**WHAT TO WORK ON**
In the listing below, every line with the word "background" needs to be copied.

**DATA TO PROCESS**

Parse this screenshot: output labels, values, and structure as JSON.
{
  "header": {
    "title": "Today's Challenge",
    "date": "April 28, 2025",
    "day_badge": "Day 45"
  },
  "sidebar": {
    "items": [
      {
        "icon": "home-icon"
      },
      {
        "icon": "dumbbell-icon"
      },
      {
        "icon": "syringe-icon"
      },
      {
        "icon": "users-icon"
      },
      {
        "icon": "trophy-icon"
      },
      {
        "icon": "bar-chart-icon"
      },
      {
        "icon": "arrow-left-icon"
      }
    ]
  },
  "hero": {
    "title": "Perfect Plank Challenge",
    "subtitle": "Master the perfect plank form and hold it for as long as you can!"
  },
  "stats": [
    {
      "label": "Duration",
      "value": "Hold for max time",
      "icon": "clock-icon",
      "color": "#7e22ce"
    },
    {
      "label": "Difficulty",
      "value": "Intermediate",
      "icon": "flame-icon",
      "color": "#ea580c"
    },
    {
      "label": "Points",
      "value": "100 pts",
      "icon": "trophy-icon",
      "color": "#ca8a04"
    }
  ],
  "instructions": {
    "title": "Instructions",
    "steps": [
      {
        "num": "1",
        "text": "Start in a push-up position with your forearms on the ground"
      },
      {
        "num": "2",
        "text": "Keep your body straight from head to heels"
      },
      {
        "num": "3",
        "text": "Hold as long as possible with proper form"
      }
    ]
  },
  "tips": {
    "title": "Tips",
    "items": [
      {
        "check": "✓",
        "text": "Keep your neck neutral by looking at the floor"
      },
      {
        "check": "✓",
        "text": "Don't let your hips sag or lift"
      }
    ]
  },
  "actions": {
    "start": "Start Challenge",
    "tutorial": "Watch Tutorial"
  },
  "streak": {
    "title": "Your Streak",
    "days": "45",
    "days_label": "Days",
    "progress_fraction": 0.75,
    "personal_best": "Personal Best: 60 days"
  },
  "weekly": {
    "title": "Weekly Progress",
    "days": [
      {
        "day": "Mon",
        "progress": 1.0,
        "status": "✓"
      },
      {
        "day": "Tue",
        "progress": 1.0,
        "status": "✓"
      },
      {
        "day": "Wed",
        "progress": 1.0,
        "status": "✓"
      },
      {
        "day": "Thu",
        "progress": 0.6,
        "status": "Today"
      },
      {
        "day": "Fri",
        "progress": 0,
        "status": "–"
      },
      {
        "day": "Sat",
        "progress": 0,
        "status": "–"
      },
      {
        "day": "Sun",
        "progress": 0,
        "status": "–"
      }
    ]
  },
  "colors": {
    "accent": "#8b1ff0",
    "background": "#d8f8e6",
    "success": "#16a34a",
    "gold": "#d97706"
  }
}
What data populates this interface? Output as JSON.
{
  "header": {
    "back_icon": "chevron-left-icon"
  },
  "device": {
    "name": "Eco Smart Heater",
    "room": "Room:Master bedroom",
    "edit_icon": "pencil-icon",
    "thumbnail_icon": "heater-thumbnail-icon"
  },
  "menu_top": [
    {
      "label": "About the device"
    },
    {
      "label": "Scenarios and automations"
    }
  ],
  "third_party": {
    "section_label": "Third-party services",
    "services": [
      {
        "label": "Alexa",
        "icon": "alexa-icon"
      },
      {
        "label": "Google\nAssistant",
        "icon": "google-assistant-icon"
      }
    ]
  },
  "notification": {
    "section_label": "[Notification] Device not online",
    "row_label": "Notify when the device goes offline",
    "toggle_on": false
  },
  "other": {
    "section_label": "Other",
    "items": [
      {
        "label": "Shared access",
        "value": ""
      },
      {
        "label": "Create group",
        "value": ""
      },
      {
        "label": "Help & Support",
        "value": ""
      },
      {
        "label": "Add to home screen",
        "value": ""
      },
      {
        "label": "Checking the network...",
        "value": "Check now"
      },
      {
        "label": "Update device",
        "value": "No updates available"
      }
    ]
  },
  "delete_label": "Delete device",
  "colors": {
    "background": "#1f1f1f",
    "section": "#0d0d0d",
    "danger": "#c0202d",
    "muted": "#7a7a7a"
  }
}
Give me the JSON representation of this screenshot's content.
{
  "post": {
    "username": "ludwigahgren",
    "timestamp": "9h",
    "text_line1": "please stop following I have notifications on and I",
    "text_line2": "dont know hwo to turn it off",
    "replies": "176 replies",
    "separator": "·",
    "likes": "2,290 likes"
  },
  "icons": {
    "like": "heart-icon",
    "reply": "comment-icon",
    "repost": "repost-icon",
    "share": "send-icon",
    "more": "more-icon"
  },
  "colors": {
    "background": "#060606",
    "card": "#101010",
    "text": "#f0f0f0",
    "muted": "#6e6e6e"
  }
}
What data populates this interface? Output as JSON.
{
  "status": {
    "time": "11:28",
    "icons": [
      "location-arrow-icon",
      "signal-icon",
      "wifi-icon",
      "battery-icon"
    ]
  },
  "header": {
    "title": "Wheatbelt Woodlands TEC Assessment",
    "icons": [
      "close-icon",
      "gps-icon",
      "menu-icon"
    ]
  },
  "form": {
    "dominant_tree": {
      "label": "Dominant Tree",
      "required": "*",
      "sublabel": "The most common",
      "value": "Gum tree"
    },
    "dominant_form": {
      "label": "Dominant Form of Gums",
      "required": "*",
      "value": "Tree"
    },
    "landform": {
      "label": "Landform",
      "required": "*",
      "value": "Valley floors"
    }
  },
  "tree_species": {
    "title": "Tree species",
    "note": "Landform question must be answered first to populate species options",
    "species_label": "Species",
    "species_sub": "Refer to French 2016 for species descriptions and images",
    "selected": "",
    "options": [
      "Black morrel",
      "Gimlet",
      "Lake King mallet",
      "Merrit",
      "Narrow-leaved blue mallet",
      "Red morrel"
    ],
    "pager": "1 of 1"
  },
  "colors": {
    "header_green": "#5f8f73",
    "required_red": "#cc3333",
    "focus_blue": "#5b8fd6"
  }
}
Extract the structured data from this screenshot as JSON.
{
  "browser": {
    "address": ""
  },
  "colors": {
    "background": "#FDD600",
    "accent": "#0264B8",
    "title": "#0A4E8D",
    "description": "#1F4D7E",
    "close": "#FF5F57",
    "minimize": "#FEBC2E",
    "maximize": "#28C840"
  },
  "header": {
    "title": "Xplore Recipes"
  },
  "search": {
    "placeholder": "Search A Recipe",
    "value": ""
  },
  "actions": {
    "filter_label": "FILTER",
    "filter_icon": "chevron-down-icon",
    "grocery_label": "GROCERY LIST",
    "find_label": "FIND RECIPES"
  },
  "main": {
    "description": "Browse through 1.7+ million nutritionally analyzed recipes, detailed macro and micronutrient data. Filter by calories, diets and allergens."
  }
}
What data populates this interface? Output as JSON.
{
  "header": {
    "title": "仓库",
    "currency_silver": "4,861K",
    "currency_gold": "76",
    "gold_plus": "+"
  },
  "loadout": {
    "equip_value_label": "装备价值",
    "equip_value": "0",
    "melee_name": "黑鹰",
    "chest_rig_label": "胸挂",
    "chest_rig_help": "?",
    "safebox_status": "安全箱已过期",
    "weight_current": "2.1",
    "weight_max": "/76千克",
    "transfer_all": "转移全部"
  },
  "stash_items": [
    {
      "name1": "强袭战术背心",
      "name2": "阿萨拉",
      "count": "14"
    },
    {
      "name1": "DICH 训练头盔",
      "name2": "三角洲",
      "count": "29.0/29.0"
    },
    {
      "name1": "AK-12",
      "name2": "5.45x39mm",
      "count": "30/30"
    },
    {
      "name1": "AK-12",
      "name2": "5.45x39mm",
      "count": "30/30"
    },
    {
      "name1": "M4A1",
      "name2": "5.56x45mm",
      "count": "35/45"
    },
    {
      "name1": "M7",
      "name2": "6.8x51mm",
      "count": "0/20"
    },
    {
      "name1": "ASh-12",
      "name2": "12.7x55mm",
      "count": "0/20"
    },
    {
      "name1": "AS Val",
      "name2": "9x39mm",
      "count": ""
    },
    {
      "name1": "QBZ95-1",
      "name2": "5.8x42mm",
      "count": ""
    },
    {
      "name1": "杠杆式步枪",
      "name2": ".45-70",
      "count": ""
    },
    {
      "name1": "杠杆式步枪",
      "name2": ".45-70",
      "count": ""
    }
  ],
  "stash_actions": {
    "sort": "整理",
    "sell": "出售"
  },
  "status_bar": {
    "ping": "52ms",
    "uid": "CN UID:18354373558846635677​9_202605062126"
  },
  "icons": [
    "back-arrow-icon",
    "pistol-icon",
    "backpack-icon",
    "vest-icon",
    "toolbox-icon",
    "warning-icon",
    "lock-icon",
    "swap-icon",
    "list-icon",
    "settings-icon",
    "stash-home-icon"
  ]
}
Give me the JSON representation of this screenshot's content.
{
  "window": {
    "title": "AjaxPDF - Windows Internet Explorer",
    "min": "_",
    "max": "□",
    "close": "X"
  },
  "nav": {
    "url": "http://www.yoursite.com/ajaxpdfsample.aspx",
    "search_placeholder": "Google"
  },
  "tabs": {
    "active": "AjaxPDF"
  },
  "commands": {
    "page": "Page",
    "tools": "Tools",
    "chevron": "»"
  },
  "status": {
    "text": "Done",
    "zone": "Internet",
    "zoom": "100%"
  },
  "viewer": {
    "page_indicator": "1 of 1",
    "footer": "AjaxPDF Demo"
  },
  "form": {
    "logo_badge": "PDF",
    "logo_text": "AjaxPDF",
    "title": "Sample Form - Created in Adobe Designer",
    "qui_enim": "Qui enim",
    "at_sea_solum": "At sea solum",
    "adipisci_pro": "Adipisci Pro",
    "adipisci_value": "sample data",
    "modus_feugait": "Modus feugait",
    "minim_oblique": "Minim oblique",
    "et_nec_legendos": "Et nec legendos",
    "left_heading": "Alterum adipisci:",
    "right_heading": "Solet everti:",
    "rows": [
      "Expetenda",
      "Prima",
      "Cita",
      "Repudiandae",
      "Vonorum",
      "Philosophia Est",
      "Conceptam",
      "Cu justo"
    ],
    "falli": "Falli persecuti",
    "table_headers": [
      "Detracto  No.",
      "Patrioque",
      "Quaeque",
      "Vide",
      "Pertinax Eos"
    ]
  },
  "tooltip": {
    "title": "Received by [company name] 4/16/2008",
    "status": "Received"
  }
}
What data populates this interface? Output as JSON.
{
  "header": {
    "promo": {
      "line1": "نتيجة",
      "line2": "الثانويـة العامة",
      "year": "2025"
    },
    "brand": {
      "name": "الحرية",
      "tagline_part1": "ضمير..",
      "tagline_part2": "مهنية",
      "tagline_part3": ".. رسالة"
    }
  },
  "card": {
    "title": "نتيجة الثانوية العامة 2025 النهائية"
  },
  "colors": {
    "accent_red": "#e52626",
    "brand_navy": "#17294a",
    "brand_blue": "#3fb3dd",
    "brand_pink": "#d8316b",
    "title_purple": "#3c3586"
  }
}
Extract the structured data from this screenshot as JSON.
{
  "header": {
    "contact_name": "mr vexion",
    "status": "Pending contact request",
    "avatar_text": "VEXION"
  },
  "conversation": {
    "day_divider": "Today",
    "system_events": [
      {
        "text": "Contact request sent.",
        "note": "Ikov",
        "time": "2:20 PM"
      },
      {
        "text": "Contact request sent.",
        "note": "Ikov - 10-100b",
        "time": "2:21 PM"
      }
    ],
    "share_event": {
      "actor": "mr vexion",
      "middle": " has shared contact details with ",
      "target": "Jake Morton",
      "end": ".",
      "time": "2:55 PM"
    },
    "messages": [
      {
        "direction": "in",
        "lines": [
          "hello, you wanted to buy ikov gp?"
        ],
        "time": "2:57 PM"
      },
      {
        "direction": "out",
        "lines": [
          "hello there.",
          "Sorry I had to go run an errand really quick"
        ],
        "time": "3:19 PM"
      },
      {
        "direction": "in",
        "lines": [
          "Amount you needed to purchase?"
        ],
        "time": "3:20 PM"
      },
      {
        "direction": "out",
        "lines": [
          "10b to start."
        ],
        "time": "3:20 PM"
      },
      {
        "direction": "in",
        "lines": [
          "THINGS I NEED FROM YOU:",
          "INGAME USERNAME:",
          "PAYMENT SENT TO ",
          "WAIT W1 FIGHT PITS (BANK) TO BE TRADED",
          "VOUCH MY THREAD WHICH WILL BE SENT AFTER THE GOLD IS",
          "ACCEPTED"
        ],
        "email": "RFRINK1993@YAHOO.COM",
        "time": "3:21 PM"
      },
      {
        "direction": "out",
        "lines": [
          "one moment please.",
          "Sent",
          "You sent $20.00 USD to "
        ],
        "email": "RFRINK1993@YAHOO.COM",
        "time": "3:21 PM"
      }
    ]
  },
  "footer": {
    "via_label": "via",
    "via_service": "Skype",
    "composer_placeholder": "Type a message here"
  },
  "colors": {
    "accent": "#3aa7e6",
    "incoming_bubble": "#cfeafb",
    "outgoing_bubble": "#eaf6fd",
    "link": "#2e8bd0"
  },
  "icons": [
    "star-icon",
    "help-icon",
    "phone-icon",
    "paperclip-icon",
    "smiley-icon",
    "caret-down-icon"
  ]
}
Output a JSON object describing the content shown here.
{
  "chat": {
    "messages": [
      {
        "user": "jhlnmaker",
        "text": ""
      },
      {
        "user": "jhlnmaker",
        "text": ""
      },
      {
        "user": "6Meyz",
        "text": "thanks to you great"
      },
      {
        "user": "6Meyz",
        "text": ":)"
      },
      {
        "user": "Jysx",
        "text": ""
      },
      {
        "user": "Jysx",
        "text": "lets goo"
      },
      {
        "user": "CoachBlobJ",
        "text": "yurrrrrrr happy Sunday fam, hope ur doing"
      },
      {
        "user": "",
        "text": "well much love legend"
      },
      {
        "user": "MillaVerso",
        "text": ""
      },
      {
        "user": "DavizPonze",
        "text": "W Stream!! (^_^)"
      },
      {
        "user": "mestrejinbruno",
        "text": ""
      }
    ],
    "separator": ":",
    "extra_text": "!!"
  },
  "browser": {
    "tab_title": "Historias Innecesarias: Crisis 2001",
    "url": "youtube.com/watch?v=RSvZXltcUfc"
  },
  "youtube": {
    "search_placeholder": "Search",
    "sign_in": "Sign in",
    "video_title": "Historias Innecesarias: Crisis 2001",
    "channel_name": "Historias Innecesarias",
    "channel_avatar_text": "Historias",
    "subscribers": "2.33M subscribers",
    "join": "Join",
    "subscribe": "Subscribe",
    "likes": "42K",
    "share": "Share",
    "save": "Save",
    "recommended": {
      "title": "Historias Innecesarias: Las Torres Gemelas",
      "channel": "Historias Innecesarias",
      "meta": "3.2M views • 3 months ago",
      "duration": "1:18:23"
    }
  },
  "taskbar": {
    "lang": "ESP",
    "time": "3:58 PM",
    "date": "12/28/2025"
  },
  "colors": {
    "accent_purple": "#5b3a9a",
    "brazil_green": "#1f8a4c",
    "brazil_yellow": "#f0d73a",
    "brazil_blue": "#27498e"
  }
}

**TASK RESPONSE**
    "background": "#d8f8e6",
    "background": "#1f1f1f",
    "background": "#060606",
    "background": "#FDD600",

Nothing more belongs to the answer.